### EXERCISE
Please copy each line of the records below that holds the word "Import".

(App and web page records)
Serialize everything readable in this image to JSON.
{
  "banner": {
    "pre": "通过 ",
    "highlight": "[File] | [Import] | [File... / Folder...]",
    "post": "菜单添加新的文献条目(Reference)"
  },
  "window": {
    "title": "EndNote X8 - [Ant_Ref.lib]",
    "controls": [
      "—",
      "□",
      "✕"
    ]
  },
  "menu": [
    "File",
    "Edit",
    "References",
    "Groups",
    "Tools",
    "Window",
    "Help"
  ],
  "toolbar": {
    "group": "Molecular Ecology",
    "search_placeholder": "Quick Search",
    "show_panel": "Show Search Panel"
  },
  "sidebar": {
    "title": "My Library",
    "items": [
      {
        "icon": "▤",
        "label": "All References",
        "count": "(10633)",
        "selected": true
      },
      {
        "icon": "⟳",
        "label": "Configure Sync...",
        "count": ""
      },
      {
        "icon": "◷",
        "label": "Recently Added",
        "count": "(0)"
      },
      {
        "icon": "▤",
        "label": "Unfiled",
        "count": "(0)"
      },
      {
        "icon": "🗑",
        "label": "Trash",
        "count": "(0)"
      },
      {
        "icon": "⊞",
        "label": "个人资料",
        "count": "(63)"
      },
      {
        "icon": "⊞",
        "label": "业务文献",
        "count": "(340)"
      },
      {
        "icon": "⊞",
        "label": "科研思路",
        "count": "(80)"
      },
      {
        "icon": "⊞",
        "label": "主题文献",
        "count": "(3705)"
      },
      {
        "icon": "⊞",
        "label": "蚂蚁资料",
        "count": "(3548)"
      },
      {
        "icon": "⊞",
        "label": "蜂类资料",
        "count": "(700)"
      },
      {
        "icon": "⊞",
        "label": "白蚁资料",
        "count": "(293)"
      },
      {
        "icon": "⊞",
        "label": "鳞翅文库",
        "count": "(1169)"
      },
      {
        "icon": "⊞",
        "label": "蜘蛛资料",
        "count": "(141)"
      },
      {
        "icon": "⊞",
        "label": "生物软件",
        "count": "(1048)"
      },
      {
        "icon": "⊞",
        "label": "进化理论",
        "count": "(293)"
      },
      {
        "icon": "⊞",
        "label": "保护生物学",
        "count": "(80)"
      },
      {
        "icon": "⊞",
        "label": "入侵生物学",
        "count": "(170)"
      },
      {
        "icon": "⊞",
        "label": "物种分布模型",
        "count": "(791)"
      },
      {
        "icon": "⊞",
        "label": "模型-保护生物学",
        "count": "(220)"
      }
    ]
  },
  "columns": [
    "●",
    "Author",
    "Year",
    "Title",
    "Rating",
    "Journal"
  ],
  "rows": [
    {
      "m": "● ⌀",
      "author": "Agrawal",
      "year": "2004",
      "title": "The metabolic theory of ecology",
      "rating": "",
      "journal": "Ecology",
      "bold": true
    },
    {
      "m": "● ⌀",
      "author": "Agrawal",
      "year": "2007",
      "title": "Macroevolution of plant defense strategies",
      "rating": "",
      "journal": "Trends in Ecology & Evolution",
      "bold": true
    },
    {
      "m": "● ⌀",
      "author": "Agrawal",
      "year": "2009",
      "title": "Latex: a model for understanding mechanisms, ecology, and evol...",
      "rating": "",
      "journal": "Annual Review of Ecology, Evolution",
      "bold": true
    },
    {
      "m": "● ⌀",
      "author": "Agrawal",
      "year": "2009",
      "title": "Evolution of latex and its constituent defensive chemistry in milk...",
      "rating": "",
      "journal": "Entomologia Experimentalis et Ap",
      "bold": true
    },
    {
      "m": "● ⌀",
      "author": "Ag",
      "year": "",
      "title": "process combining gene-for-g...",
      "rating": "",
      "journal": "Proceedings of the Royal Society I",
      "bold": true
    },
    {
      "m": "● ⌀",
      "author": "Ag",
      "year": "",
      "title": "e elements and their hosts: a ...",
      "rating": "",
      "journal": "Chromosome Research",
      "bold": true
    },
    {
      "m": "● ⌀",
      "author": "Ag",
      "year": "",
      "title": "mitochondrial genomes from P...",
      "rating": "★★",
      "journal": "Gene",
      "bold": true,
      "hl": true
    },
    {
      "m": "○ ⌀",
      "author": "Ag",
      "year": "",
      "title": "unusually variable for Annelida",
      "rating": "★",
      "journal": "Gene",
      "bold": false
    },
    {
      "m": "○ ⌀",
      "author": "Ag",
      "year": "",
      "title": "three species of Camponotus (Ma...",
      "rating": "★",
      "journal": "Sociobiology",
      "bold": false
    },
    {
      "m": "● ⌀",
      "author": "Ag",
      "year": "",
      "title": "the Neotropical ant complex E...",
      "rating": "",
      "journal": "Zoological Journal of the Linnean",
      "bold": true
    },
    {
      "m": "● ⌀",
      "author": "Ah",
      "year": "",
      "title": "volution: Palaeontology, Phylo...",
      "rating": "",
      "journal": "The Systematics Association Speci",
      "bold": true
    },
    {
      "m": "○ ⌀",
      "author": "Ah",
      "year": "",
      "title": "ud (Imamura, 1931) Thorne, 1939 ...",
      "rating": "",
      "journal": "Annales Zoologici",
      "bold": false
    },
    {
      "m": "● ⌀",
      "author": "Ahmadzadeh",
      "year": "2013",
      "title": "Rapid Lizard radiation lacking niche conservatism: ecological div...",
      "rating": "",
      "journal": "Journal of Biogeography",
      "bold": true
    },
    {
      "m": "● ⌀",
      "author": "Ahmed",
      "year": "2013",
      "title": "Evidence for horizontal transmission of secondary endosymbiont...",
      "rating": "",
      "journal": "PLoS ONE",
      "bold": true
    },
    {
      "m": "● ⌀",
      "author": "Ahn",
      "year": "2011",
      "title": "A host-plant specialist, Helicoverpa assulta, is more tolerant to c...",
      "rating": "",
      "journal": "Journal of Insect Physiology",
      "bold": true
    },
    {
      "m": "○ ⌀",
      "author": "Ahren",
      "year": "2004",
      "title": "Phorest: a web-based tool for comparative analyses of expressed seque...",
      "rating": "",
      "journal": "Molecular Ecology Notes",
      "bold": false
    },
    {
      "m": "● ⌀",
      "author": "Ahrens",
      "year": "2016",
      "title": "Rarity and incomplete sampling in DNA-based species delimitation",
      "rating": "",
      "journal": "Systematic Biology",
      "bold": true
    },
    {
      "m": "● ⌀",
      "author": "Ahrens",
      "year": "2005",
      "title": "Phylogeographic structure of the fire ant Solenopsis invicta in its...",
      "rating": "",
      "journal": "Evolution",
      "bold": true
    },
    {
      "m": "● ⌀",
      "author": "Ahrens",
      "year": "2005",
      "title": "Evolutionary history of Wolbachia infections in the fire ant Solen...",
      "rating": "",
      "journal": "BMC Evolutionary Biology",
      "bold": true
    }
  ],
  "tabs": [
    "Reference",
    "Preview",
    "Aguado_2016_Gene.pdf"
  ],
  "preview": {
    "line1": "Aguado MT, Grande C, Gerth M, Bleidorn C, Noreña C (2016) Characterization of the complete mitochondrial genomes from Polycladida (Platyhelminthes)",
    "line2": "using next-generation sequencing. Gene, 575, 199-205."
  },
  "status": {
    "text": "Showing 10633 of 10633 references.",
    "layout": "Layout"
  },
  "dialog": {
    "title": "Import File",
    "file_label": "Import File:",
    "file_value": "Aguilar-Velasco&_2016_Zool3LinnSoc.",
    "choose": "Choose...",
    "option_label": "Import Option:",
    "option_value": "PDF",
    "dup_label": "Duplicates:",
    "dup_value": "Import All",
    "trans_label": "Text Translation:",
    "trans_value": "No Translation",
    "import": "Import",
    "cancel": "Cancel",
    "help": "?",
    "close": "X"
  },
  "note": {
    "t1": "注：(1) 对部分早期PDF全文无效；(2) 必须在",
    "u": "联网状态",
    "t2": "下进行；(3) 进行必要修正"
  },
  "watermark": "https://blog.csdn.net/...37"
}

### ANSWER TO THIS TASK
    "highlight": "[File] | [Import] | [File... / Folder...]",
    "title": "Import File",
    "file_label": "Import File:",
    "option_label": "Import Option:",
    "dup_value": "Import All",
    "import": "Import",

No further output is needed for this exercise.